Change of Environment
The change from living at university to living at home was as I expected – not exactly seamless. “It’s the little things you forget”, explained a friend. “Your best friend isn’t just across the corridor anymore, they’re suddenly bloody miles away”. For most graduates, life after university involves at least a short period of living at home, back with parents and siblings that you might not have lived with for a few years. It’s an adjustment which can be slightly harder than anticipated because you’re not just ‘back for the holidays’ or ‘back to study’ – you’re back for good.
I found it challenging that I went from living in Selly Oak’s finest area, with easy access to the wonderful city of Birmingham… to life in a village. It’s leafy and beautiful, but there’s absolutely nothing within walking distance.
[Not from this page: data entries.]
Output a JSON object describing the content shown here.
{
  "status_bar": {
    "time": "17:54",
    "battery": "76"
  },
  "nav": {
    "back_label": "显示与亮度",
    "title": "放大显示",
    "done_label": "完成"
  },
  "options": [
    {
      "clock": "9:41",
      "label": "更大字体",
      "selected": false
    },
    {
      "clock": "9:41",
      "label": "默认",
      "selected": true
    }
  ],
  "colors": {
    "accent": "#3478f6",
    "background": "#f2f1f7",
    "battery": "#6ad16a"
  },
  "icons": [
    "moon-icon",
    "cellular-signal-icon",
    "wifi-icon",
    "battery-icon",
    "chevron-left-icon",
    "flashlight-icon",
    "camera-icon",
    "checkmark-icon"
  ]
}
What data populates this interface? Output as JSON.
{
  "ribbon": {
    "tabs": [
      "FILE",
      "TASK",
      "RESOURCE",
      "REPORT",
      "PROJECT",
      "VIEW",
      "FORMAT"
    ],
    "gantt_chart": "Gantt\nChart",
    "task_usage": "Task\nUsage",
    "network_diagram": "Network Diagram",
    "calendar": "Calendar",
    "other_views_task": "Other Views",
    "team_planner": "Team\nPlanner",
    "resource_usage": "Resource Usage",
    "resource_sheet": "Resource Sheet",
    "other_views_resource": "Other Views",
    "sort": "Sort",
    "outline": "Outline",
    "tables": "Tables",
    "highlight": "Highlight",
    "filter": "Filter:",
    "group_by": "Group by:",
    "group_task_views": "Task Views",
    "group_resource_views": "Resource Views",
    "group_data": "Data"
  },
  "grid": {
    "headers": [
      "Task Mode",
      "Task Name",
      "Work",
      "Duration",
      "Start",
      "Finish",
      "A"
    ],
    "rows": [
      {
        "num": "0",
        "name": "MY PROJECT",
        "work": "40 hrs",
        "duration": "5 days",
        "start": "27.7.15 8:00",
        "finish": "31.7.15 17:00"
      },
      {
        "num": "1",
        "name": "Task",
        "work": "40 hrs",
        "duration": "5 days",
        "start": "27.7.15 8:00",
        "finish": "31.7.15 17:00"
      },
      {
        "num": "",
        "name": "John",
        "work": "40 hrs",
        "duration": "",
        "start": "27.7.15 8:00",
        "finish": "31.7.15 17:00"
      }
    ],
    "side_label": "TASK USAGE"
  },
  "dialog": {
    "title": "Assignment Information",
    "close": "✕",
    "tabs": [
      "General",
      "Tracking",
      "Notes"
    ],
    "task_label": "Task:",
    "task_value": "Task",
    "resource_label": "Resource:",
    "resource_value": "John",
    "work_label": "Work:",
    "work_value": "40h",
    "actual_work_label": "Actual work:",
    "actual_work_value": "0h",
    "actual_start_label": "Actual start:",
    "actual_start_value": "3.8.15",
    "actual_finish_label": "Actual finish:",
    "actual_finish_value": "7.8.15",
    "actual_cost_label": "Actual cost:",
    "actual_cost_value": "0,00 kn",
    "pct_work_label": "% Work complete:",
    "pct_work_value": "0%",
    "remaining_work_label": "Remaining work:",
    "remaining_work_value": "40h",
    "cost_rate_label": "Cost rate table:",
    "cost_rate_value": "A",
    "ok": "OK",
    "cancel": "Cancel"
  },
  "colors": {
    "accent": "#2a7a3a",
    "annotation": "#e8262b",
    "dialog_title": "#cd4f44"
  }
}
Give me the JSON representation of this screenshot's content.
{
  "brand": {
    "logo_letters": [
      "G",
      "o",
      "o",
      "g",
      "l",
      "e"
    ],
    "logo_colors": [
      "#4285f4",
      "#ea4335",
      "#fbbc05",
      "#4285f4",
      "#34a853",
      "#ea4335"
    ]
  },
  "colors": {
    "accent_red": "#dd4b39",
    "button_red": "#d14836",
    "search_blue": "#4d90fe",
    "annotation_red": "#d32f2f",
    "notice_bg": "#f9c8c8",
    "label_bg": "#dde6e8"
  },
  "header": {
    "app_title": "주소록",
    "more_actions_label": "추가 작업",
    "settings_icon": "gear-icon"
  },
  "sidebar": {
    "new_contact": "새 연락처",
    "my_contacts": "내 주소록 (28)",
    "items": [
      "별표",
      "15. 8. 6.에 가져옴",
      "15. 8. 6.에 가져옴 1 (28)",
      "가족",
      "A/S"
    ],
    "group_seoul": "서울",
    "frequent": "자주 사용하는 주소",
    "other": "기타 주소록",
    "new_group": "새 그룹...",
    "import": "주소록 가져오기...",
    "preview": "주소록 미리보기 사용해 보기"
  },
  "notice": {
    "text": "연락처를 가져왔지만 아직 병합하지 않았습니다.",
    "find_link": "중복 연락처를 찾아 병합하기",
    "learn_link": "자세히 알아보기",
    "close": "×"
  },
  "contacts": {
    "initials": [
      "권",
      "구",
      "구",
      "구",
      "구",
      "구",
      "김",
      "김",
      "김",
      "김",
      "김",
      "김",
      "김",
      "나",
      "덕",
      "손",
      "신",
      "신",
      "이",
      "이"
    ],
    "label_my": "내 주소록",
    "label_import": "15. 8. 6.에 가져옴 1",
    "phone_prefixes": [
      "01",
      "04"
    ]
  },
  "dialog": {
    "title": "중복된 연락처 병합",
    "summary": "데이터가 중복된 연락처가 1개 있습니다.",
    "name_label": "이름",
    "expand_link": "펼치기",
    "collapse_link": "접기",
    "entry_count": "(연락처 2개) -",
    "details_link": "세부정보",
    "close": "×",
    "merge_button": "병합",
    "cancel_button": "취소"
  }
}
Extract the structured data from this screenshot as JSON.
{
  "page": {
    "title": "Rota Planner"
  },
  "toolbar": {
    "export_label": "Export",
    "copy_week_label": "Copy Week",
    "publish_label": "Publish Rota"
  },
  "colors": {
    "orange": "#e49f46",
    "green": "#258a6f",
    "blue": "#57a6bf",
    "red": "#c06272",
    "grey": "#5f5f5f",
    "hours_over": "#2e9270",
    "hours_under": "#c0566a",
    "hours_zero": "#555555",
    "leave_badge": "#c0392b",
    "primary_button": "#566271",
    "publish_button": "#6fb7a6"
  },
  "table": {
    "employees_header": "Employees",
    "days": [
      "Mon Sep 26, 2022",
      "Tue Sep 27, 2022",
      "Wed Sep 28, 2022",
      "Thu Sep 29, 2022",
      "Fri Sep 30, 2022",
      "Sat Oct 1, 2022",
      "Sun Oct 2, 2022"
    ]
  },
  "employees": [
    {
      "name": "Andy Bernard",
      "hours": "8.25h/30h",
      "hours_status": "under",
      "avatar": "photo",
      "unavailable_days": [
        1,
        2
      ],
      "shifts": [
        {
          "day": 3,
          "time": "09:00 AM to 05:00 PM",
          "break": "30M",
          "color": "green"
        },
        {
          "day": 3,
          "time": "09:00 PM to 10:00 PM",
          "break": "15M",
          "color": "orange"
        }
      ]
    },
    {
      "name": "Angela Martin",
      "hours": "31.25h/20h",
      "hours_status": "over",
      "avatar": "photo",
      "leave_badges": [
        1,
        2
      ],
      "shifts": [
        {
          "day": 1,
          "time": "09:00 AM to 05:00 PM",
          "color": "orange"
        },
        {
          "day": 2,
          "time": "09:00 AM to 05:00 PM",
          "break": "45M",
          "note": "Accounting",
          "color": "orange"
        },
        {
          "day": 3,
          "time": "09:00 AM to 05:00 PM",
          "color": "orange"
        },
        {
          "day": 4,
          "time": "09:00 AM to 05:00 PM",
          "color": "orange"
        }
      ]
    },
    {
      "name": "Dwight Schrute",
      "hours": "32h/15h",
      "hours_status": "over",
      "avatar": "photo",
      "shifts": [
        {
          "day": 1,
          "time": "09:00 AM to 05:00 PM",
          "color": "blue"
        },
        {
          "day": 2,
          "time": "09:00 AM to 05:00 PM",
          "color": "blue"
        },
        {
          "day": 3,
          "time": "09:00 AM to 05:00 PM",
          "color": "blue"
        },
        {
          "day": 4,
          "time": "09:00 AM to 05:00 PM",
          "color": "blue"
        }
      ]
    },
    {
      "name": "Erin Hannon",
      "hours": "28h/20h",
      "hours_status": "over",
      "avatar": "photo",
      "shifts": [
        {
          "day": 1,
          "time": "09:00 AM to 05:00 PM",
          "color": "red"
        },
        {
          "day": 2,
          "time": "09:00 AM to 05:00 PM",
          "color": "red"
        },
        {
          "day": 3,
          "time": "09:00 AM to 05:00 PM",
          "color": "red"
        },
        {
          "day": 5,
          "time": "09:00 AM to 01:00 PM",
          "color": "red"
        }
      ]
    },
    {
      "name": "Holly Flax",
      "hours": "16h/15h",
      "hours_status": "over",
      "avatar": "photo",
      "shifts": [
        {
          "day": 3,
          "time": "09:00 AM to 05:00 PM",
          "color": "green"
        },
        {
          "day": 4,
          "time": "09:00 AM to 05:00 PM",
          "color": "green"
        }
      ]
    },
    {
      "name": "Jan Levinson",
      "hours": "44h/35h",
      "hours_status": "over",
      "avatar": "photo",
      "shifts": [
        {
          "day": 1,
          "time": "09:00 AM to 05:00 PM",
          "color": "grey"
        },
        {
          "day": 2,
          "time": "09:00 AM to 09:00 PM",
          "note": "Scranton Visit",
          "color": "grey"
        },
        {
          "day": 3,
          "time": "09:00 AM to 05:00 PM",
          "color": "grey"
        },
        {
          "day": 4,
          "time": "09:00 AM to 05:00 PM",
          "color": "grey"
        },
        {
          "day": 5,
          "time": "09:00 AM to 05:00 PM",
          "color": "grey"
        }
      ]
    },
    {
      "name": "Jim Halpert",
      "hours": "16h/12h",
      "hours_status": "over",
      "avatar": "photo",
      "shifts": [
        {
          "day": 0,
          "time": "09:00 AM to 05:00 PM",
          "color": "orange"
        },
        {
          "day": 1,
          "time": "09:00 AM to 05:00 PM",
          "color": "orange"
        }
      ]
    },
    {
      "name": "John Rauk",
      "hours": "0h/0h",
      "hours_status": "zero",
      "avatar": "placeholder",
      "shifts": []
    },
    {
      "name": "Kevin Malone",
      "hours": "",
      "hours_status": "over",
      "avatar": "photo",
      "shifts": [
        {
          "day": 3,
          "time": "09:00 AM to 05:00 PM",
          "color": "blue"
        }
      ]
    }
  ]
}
Without a car, life became a little stagnant. Thank goodness for online shopping. On another note, the dog barking totally gives it away when I try to sneak home in the early hours of the morning post gin drinking.
Change of Pressure
More than anything, I found myself wrestling with a tiny existential crisis each morning. Of course, this sounds totally dramatic, but it was probably due to a change in pressure. Rather than exams to prepare for, or deadlines to meet, my goals became huge, sweeping and seemingly impossible statements. ‘Get a job‘. ‘Choose a Career‘. Every moment spent not job hunting felt guilty, and yet all I wanted to do for a while was sleep and watch Netflix.
Is this universal?
Regardless of the reason, most graduates find graduating, moving back home and job hunting a slight shock to the system. Moving to University was scary for sure but there was advice, systems, and people in brightly coloured t-shirts showing you where to go for your first couple of days. Graduating felt a little like being pushed into the deep end and expecting to swim straight away. Of course, we probably make it worse for ourselves, because no one talks about how tough it can feel. I’m going to be brave and say it, to the Internet and mostly my Mum – life post-graduation was scary, difficult, and at times really draining.
Post-grad blues were a real issue for me, and it took a lot longer than I expected to feel like myself again. This blog post has sat in my drafts for months now, because I didn’t want to admit how much this affected me. It’s easier to be vulnerable retrospectively, but this is a conversation I’d like to be part of. Of course, a lot of laughter, sunshine and gin-drinking can help anything. The post-grad slump was unexpected, but luckily, it wasn’t too long before everything balanced out and life was brighter.
Why is talking about life post-graduation important? You can read my introduction post here. Stay tuned for the next bright and cheerful post in this series – Rejection and Negotiation.